--- Record excerpts Enclosed Below ---

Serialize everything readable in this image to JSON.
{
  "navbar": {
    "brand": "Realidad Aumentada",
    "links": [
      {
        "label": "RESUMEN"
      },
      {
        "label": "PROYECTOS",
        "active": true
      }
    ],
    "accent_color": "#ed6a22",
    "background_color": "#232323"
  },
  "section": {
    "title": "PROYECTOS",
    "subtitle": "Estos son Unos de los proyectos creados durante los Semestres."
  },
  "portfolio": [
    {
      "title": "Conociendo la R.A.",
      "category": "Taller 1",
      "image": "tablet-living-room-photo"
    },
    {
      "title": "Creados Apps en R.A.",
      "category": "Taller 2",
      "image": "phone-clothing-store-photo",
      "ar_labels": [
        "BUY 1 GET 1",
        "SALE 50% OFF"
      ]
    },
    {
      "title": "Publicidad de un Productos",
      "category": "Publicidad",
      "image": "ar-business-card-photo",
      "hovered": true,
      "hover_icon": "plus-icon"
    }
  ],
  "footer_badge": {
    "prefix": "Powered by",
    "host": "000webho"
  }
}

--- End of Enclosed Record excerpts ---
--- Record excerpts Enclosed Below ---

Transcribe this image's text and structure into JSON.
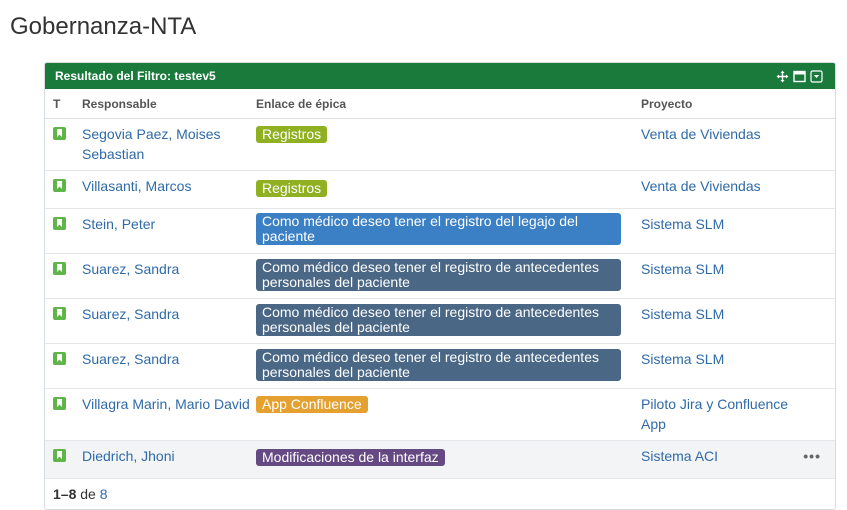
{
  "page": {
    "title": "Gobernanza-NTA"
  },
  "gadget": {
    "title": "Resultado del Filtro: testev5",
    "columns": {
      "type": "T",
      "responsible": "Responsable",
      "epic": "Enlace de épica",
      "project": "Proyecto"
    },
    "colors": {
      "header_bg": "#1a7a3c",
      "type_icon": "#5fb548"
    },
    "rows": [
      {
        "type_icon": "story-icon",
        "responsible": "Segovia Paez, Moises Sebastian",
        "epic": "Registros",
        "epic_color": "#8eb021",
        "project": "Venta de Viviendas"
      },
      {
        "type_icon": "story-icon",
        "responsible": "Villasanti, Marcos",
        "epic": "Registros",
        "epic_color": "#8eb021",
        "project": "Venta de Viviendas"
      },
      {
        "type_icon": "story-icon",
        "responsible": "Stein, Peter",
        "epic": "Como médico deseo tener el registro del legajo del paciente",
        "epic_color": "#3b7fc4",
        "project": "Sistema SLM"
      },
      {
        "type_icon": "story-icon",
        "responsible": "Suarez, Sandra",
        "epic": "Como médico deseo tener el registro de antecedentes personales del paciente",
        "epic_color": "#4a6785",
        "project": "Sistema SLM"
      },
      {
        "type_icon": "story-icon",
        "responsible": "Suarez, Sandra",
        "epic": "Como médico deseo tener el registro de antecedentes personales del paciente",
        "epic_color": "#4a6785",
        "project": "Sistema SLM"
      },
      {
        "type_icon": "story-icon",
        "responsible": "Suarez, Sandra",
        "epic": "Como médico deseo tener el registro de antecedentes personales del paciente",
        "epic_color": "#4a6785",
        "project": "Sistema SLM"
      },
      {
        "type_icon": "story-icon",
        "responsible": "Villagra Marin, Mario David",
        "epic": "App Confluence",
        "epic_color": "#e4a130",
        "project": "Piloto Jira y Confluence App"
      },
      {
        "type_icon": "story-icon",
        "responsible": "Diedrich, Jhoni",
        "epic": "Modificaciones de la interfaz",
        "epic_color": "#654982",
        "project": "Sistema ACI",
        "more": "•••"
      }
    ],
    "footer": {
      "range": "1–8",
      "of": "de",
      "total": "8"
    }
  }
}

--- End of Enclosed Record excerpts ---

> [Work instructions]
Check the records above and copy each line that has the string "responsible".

> [Exercise result]
      "responsible": "Responsable",
        "responsible": "Segovia Paez, Moises Sebastian",
        "responsible": "Villasanti, Marcos",
        "responsible": "Stein, Peter",
        "responsible": "Suarez, Sandra",
        "responsible": "Suarez, Sandra",
        "responsible": "Suarez, Sandra",
        "responsible": "Villagra Marin, Mario David",
        "responsible": "Diedrich, Jhoni",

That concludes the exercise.